Eventually, I learned the new language of this place and these people and survived and even thrived. Still, I ran home every chance that I could, to allow my brain the opportunity to relax, weary as it was from constant translation. I counted down the days to graduation—when I could finally return home to Brooklyn—like a captive who was finally released. And on the wondrous May day when I walked through the famous Van Wickle Gates, I discovered that nearly half of my class was also headed south on I-95, excited to explore life in New Brooklyn.

And so, it began. This made my ability to assimilate into New Brooklyn easier—I knew the language well, as others were just learning it—but also more painful. Because I immediately understood what it was that would be lost. Both in myself and in my home. I mean, I’m not Nostradamus. I couldn’t have foreseen that people would pay $1 million for an apartment that overlooks the Fulton Mall or that I’d stop drinking bodega coffee because they didn’t have oat milk. Or that the very name of the place itself would become an adjective instead of a noun: one synonymous with Edison bulbs and exposed black pipe and other decorative details I never, ever saw in my years growing up here. But I knew the distinctive language—the one I loved and that defined and defines me—would go the way of the Shakers. Destined to die out.

Still, I speak it whenever I can. I try to write it as much as possible. A preservationist, if you will, even as, much to my chagrin, my own life becomes more and more firmly fixed in the New. It’s a rare language of a declarative, direct, “decimate to motivate” culture. You tell someone what’s wrong with them in hopes of inspiring them to level up. In a culture of working-class people and kids raising each other on sidewalks and stoops, insults are a language of love. One that inspired thick skins, raw honesty, a sense of humor, and the ability to think on your feet.

Perhaps the thing I’m struggling with the most is accepting the possibility that New Brooklyn doesn’t require thick skin. When this place was predominantly home to blue-collar families and latchkey kids, there was more room for trouble. It grates me when people describe Brooklyn as having become home to a creative class, probably because some of the toughest kids I knew were painters or actors or dancers moonlighting as mechanics or barbacks, ready with a quick barb whenever somebody accused them of being “into weird shit.” Brooklyn has always been a place for artists.

I thought about all these things when I was working on my novel, Olga Dies Dreaming. It’s about a lot of things—gentrification, colonization, corruption, and class—but the hook, for many readers, is the love story. In it a lonely, middle-aged girl from Brooklyn meets a lonely, middle-aged guy, also from Brooklyn. When they realize this common fact, and that they can slip into the old language—with its honesty and lack of preciousness—it’s like the rest of the world falls away. It’s not a short book, but somehow I wrote it in exactly one year and when I think about the obsessive pace at which I worked, I realize I felt I was fighting a clock. Racing time to preserve my version of home and our mode of speaking love before it was completely extinct.

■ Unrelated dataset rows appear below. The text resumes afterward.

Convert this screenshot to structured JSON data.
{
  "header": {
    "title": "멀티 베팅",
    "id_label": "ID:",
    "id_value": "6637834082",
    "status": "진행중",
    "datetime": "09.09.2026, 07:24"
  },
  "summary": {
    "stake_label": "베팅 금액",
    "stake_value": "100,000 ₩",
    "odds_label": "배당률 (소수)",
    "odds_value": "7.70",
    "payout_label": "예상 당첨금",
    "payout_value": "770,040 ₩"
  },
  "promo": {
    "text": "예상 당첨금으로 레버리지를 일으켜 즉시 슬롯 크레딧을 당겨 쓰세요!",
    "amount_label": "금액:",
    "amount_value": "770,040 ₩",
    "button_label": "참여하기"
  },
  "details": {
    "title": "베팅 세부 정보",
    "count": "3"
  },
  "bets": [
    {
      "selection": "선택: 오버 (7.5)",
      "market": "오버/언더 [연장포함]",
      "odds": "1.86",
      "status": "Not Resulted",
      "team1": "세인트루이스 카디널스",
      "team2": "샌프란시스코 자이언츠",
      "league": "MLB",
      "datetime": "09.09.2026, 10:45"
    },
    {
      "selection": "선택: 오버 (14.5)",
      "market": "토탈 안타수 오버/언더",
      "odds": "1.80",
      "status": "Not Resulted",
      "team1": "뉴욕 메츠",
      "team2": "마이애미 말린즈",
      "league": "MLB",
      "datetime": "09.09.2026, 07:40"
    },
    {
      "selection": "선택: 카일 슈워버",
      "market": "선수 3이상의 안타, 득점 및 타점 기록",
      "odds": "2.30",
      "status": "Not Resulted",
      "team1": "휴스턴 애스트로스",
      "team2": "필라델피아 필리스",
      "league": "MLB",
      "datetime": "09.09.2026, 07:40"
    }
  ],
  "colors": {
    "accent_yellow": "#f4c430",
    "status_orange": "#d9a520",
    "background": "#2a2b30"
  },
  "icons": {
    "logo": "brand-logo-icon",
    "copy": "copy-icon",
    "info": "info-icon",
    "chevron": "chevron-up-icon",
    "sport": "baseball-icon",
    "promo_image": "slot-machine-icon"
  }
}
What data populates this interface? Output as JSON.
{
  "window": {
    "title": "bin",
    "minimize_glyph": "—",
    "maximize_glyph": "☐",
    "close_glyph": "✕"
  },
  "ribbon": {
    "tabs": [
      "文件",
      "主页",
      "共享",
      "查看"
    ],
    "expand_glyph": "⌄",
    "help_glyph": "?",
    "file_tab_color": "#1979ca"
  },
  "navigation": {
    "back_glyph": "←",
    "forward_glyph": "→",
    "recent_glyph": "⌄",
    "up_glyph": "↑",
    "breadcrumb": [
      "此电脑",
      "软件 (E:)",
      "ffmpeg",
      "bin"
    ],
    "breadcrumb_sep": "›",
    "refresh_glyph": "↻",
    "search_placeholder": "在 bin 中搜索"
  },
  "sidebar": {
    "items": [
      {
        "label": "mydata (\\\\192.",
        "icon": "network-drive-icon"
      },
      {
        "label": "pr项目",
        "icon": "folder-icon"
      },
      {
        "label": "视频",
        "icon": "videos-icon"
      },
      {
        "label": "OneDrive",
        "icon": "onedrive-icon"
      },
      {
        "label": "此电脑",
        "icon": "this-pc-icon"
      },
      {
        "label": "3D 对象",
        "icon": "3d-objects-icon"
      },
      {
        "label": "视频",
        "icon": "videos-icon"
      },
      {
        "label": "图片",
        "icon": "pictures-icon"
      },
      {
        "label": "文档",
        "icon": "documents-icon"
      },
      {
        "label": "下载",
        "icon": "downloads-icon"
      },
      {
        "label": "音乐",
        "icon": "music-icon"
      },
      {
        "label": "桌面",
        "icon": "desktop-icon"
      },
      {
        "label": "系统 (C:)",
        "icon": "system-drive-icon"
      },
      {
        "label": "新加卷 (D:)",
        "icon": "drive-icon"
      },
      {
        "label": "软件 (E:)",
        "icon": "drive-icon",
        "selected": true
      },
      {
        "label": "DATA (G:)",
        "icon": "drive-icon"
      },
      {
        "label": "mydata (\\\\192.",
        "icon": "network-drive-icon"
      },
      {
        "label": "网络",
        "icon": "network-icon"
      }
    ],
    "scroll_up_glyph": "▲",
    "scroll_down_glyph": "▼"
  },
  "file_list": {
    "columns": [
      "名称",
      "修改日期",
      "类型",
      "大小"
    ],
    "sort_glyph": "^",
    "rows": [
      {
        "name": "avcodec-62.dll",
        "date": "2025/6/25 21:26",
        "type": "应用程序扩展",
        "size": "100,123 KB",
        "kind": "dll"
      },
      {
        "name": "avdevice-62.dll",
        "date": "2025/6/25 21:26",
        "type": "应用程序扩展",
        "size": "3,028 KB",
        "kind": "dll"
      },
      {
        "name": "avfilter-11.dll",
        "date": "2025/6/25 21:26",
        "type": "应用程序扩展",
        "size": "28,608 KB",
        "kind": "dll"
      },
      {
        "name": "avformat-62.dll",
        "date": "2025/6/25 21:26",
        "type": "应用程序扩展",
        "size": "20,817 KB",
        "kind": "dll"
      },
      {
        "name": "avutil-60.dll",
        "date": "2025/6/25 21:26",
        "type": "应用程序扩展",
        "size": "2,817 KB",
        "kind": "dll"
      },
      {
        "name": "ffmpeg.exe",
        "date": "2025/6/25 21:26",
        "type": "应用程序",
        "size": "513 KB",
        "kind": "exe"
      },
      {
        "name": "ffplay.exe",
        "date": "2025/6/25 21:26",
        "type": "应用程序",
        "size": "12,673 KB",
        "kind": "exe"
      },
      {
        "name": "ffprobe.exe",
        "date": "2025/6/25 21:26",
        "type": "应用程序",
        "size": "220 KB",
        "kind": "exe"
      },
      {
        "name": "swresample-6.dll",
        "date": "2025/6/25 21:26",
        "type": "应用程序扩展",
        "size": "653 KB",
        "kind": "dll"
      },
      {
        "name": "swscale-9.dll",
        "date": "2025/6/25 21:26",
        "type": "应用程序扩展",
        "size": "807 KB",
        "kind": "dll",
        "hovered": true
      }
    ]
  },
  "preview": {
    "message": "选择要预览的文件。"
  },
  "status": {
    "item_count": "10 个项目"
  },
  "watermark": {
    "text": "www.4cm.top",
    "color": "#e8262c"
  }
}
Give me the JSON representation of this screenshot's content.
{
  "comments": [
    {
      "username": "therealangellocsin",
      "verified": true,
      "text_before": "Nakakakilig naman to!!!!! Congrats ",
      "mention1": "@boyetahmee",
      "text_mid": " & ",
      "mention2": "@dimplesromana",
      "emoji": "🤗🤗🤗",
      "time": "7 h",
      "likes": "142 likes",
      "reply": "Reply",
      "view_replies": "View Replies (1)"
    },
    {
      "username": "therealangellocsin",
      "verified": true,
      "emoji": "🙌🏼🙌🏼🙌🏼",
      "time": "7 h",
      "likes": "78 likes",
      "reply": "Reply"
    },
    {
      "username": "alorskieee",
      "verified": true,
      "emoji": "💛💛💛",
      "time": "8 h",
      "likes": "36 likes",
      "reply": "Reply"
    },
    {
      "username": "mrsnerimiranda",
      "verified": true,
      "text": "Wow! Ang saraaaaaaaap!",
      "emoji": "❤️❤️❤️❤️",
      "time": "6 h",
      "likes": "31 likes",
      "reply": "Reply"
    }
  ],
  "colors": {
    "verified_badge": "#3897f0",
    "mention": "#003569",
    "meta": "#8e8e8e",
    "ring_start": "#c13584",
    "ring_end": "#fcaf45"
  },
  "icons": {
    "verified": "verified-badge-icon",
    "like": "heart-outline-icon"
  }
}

I like to ask people who speak many languages which one they dream in, and almost always it’s that with which they were raised. Certainly, it is for me.

Con mucho, mucho amor,